Entries taken from a collection
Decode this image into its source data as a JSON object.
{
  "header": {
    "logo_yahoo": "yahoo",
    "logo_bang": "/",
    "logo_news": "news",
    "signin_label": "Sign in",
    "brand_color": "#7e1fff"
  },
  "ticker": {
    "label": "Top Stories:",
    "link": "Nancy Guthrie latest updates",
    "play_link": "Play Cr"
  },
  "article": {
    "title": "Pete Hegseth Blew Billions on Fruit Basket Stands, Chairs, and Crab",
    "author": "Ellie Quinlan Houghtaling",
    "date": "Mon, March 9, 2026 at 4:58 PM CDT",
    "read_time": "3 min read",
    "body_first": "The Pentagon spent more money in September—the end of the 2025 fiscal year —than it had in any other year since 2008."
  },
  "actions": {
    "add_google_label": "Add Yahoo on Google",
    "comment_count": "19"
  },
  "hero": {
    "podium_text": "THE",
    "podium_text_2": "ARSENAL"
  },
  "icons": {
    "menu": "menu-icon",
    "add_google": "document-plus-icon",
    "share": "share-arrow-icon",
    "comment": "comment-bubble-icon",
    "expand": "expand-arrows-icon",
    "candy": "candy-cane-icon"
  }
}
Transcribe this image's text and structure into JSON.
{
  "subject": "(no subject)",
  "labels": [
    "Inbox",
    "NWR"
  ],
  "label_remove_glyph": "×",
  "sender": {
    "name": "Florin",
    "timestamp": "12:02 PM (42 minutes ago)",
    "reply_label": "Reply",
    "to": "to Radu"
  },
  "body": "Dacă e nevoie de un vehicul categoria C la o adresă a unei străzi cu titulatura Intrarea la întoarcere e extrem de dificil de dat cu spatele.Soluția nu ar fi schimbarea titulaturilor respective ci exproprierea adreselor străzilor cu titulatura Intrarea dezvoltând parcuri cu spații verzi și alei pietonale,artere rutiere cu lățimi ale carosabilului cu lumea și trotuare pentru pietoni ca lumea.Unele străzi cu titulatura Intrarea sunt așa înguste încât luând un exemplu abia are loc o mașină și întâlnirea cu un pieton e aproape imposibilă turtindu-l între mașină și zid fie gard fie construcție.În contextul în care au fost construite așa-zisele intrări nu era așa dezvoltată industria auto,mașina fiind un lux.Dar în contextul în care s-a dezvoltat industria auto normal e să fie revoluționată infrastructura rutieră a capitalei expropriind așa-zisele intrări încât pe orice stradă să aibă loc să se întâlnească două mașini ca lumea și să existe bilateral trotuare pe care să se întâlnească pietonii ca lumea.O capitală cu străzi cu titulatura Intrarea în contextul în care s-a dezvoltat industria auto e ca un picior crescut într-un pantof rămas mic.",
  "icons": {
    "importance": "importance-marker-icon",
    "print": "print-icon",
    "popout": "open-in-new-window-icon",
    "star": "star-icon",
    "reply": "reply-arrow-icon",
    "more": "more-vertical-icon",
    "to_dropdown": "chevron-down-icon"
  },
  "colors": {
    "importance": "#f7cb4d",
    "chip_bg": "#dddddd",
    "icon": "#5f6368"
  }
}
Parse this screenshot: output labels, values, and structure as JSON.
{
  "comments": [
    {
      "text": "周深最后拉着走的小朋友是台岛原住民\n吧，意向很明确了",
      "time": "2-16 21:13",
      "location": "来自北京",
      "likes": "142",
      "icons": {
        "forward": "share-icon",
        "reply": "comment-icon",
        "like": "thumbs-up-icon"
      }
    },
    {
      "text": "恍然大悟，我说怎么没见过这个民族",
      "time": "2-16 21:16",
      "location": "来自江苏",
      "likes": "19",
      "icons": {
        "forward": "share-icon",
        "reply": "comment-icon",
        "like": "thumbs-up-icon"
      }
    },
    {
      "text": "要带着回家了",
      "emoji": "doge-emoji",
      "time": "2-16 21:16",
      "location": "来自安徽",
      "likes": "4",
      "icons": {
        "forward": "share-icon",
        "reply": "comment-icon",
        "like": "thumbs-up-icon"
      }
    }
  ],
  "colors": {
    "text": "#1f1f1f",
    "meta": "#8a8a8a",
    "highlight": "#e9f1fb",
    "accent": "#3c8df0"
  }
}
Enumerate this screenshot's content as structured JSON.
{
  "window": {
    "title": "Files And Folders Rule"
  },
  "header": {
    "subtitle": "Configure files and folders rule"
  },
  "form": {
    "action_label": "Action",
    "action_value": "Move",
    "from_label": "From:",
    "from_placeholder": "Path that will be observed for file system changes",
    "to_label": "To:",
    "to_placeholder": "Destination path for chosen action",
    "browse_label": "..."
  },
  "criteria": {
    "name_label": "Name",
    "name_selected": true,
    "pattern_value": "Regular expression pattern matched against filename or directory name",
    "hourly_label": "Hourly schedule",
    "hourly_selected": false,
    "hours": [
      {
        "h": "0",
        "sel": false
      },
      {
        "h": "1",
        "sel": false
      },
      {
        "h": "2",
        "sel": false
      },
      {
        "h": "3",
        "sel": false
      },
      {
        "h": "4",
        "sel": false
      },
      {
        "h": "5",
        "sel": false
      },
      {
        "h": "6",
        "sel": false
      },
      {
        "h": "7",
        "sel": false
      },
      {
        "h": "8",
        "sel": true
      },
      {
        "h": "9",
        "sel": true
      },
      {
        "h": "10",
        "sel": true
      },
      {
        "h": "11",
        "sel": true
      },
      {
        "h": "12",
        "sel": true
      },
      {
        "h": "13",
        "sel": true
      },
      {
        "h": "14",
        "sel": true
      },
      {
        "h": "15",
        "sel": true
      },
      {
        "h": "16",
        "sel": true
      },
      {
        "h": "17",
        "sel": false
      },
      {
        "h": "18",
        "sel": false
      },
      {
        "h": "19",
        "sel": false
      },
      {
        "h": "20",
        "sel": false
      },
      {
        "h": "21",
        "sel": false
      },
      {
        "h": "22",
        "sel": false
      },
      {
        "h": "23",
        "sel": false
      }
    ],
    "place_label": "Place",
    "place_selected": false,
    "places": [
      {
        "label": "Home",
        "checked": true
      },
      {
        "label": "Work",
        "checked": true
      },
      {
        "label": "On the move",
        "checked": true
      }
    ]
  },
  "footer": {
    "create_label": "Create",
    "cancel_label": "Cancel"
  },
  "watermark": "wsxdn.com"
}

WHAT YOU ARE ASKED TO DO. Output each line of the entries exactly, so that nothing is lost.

RESPONSE TO THIS TASK.
Decode this image into its source data as a JSON object.
{
  "header": {
    "logo_yahoo": "yahoo",
    "logo_bang": "/",
    "logo_news": "news",
    "signin_label": "Sign in",
    "brand_color": "#7e1fff"
  },
  "ticker": {
    "label": "Top Stories:",
    "link": "Nancy Guthrie latest updates",
    "play_link": "Play Cr"
  },
  "article": {
    "title": "Pete Hegseth Blew Billions on Fruit Basket Stands, Chairs, and Crab",
    "author": "Ellie Quinlan Houghtaling",
    "date": "Mon, March 9, 2026 at 4:58 PM CDT",
    "read_time": "3 min read",
    "body_first": "The Pentagon spent more money in September—the end of the 2025 fiscal year —than it had in any other year since 2008."
  },
  "actions": {
    "add_google_label": "Add Yahoo on Google",
    "comment_count": "19"
  },
  "hero": {
    "podium_text": "THE",
    "podium_text_2": "ARSENAL"
  },
  "icons": {
    "menu": "menu-icon",
    "add_google": "document-plus-icon",
    "share": "share-arrow-icon",
    "comment": "comment-bubble-icon",
    "expand": "expand-arrows-icon",
    "candy": "candy-cane-icon"
  }
}
Transcribe this image's text and structure into JSON.
{
  "subject": "(no subject)",
  "labels": [
    "Inbox",
    "NWR"
  ],
  "label_remove_glyph": "×",
  "sender": {
    "name": "Florin",
    "timestamp": "12:02 PM (42 minutes ago)",
    "reply_label": "Reply",
    "to": "to Radu"
  },
  "body": "Dacă e nevoie de un vehicul categoria C la o adresă a unei străzi cu titulatura Intrarea la întoarcere e extrem de dificil de dat cu spatele.Soluția nu ar fi schimbarea titulaturilor respective ci exproprierea adreselor străzilor cu titulatura Intrarea dezvoltând parcuri cu spații verzi și alei pietonale,artere rutiere cu lățimi ale carosabilului cu lumea și trotuare pentru pietoni ca lumea.Unele străzi cu titulatura Intrarea sunt așa înguste încât luând un exemplu abia are loc o mașină și întâlnirea cu un pieton e aproape imposibilă turtindu-l între mașină și zid fie gard fie construcție.În contextul în care au fost construite așa-zisele intrări nu era așa dezvoltată industria auto,mașina fiind un lux.Dar în contextul în care s-a dezvoltat industria auto normal e să fie revoluționată infrastructura rutieră a capitalei expropriind așa-zisele intrări încât pe orice stradă să aibă loc să se întâlnească două mașini ca lumea și să existe bilateral trotuare pe care să se întâlnească pietonii ca lumea.O capitală cu străzi cu titulatura Intrarea în contextul în care s-a dezvoltat industria auto e ca un picior crescut într-un pantof rămas mic.",
  "icons": {
    "importance": "importance-marker-icon",
    "print": "print-icon",
    "popout": "open-in-new-window-icon",
    "star": "star-icon",
    "reply": "reply-arrow-icon",
    "more": "more-vertical-icon",
    "to_dropdown": "chevron-down-icon"
  },
  "colors": {
    "importance": "#f7cb4d",
    "chip_bg": "#dddddd",
    "icon": "#5f6368"
  }
}
Parse this screenshot: output labels, values, and structure as JSON.
{
  "comments": [
    {
      "text": "周深最后拉着走的小朋友是台岛原住民\n吧，意向很明确了",
      "time": "2-16 21:13",
      "location": "来自北京",
      "likes": "142",
      "icons": {
        "forward": "share-icon",
        "reply": "comment-icon",
        "like": "thumbs-up-icon"
      }
    },
    {
      "text": "恍然大悟，我说怎么没见过这个民族",
      "time": "2-16 21:16",
      "location": "来自江苏",
      "likes": "19",
      "icons": {
        "forward": "share-icon",
        "reply": "comment-icon",
        "like": "thumbs-up-icon"
      }
    },
    {
      "text": "要带着回家了",
      "emoji": "doge-emoji",
      "time": "2-16 21:16",
      "location": "来自安徽",
      "likes": "4",
      "icons": {
        "forward": "share-icon",
        "reply": "comment-icon",
        "like": "thumbs-up-icon"
      }
    }
  ],
  "colors": {
    "text": "#1f1f1f",
    "meta": "#8a8a8a",
    "highlight": "#e9f1fb",
    "accent": "#3c8df0"
  }
}
Enumerate this screenshot's content as structured JSON.
{
  "window": {
    "title": "Files And Folders Rule"
  },
  "header": {
    "subtitle": "Configure files and folders rule"
  },
  "form": {
    "action_label": "Action",
    "action_value": "Move",
    "from_label": "From:",
    "from_placeholder": "Path that will be observed for file system changes",
    "to_label": "To:",
    "to_placeholder": "Destination path for chosen action",
    "browse_label": "..."
  },
  "criteria": {
    "name_label": "Name",
    "name_selected": true,
    "pattern_value": "Regular expression pattern matched against filename or directory name",
    "hourly_label": "Hourly schedule",
    "hourly_selected": false,
    "hours": [
      {
        "h": "0",
        "sel": false
      },
      {
        "h": "1",
        "sel": false
      },
      {
        "h": "2",
        "sel": false
      },
      {
        "h": "3",
        "sel": false
      },
      {
        "h": "4",
        "sel": false
      },
      {
        "h": "5",
        "sel": false
      },
      {
        "h": "6",
        "sel": false
      },
      {
        "h": "7",
        "sel": false
      },
      {
        "h": "8",
        "sel": true
      },
      {
        "h": "9",
        "sel": true
      },
      {
        "h": "10",
        "sel": true
      },
      {
        "h": "11",
        "sel": true
      },
      {
        "h": "12",
        "sel": true
      },
      {
        "h": "13",
        "sel": true
      },
      {
        "h": "14",
        "sel": true
      },
      {
        "h": "15",
        "sel": true
      },
      {
        "h": "16",
        "sel": true
      },
      {
        "h": "17",
        "sel": false
      },
      {
        "h": "18",
        "sel": false
      },
      {
        "h": "19",
        "sel": false
      },
      {
        "h": "20",
        "sel": false
      },
      {
        "h": "21",
        "sel": false
      },
      {
        "h": "22",
        "sel": false
      },
      {
        "h": "23",
        "sel": false
      }
    ],
    "place_label": "Place",
    "place_selected": false,
    "places": [
      {
        "label": "Home",
        "checked": true
      },
      {
        "label": "Work",
        "checked": true
      },
      {
        "label": "On the move",
        "checked": true
      }
    ]
  },
  "footer": {
    "create_label": "Create",
    "cancel_label": "Cancel"
  },
  "watermark": "wsxdn.com"
}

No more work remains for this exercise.